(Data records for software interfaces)
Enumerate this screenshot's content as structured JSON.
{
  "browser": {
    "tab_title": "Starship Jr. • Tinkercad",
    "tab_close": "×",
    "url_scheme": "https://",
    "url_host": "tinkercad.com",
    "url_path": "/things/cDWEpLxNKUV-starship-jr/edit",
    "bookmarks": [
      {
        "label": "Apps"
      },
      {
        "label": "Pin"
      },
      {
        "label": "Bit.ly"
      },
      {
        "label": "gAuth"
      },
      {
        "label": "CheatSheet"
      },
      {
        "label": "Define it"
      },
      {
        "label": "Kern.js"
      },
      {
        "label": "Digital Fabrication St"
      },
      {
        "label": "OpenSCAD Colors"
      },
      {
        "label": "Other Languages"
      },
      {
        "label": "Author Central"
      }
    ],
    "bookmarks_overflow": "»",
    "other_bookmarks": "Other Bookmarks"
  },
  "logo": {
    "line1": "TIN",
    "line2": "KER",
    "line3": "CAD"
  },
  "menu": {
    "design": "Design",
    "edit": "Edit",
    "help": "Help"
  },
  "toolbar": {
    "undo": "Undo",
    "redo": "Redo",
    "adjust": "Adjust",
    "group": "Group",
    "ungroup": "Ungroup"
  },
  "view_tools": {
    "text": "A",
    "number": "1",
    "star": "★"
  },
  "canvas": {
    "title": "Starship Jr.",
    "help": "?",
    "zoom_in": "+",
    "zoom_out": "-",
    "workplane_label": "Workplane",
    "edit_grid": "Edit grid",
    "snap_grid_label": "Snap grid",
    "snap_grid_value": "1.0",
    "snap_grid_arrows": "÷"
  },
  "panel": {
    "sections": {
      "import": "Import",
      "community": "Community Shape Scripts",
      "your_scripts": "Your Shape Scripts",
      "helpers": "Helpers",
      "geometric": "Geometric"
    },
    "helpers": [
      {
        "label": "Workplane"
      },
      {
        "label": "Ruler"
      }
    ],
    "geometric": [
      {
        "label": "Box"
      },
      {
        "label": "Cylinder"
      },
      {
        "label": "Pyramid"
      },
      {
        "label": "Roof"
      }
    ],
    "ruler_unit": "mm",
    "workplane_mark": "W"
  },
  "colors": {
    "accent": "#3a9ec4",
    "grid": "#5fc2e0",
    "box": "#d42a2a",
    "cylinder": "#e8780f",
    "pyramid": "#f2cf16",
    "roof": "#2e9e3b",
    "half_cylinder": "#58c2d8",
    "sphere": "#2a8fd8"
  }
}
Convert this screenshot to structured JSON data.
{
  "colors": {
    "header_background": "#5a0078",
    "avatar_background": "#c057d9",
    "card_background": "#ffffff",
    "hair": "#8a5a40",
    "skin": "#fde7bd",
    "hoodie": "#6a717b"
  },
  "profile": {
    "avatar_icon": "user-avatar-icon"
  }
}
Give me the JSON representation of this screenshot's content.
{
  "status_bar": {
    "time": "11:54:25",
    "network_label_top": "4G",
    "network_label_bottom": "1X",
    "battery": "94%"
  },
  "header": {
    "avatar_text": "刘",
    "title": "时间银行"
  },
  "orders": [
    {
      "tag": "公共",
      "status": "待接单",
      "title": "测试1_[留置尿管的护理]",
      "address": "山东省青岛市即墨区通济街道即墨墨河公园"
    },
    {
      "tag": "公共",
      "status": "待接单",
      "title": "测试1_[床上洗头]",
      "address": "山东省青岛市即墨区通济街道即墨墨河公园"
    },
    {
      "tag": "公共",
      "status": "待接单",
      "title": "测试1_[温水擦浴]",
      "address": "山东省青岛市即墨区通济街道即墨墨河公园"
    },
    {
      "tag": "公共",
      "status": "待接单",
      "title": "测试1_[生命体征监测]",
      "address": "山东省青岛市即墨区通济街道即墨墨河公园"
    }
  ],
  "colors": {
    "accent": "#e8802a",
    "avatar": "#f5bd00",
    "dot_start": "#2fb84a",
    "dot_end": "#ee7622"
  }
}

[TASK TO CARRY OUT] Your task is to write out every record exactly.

[THE COMPLETED TASK]
Enumerate this screenshot's content as structured JSON.
{
  "browser": {
    "tab_title": "Starship Jr. • Tinkercad",
    "tab_close": "×",
    "url_scheme": "https://",
    "url_host": "tinkercad.com",
    "url_path": "/things/cDWEpLxNKUV-starship-jr/edit",
    "bookmarks": [
      {
        "label": "Apps"
      },
      {
        "label": "Pin"
      },
      {
        "label": "Bit.ly"
      },
      {
        "label": "gAuth"
      },
      {
        "label": "CheatSheet"
      },
      {
        "label": "Define it"
      },
      {
        "label": "Kern.js"
      },
      {
        "label": "Digital Fabrication St"
      },
      {
        "label": "OpenSCAD Colors"
      },
      {
        "label": "Other Languages"
      },
      {
        "label": "Author Central"
      }
    ],
    "bookmarks_overflow": "»",
    "other_bookmarks": "Other Bookmarks"
  },
  "logo": {
    "line1": "TIN",
    "line2": "KER",
    "line3": "CAD"
  },
  "menu": {
    "design": "Design",
    "edit": "Edit",
    "help": "Help"
  },
  "toolbar": {
    "undo": "Undo",
    "redo": "Redo",
    "adjust": "Adjust",
    "group": "Group",
    "ungroup": "Ungroup"
  },
  "view_tools": {
    "text": "A",
    "number": "1",
    "star": "★"
  },
  "canvas": {
    "title": "Starship Jr.",
    "help": "?",
    "zoom_in": "+",
    "zoom_out": "-",
    "workplane_label": "Workplane",
    "edit_grid": "Edit grid",
    "snap_grid_label": "Snap grid",
    "snap_grid_value": "1.0",
    "snap_grid_arrows": "÷"
  },
  "panel": {
    "sections": {
      "import": "Import",
      "community": "Community Shape Scripts",
      "your_scripts": "Your Shape Scripts",
      "helpers": "Helpers",
      "geometric": "Geometric"
    },
    "helpers": [
      {
        "label": "Workplane"
      },
      {
        "label": "Ruler"
      }
    ],
    "geometric": [
      {
        "label": "Box"
      },
      {
        "label": "Cylinder"
      },
      {
        "label": "Pyramid"
      },
      {
        "label": "Roof"
      }
    ],
    "ruler_unit": "mm",
    "workplane_mark": "W"
  },
  "colors": {
    "accent": "#3a9ec4",
    "grid": "#5fc2e0",
    "box": "#d42a2a",
    "cylinder": "#e8780f",
    "pyramid": "#f2cf16",
    "roof": "#2e9e3b",
    "half_cylinder": "#58c2d8",
    "sphere": "#2a8fd8"
  }
}
Convert this screenshot to structured JSON data.
{
  "colors": {
    "header_background": "#5a0078",
    "avatar_background": "#c057d9",
    "card_background": "#ffffff",
    "hair": "#8a5a40",
    "skin": "#fde7bd",
    "hoodie": "#6a717b"
  },
  "profile": {
    "avatar_icon": "user-avatar-icon"
  }
}
Give me the JSON representation of this screenshot's content.
{
  "status_bar": {
    "time": "11:54:25",
    "network_label_top": "4G",
    "network_label_bottom": "1X",
    "battery": "94%"
  },
  "header": {
    "avatar_text": "刘",
    "title": "时间银行"
  },
  "orders": [
    {
      "tag": "公共",
      "status": "待接单",
      "title": "测试1_[留置尿管的护理]",
      "address": "山东省青岛市即墨区通济街道即墨墨河公园"
    },
    {
      "tag": "公共",
      "status": "待接单",
      "title": "测试1_[床上洗头]",
      "address": "山东省青岛市即墨区通济街道即墨墨河公园"
    },
    {
      "tag": "公共",
      "status": "待接单",
      "title": "测试1_[温水擦浴]",
      "address": "山东省青岛市即墨区通济街道即墨墨河公园"
    },
    {
      "tag": "公共",
      "status": "待接单",
      "title": "测试1_[生命体征监测]",
      "address": "山东省青岛市即墨区通济街道即墨墨河公园"
    }
  ],
  "colors": {
    "accent": "#e8802a",
    "avatar": "#f5bd00",
    "dot_start": "#2fb84a",
    "dot_end": "#ee7622"
  }
}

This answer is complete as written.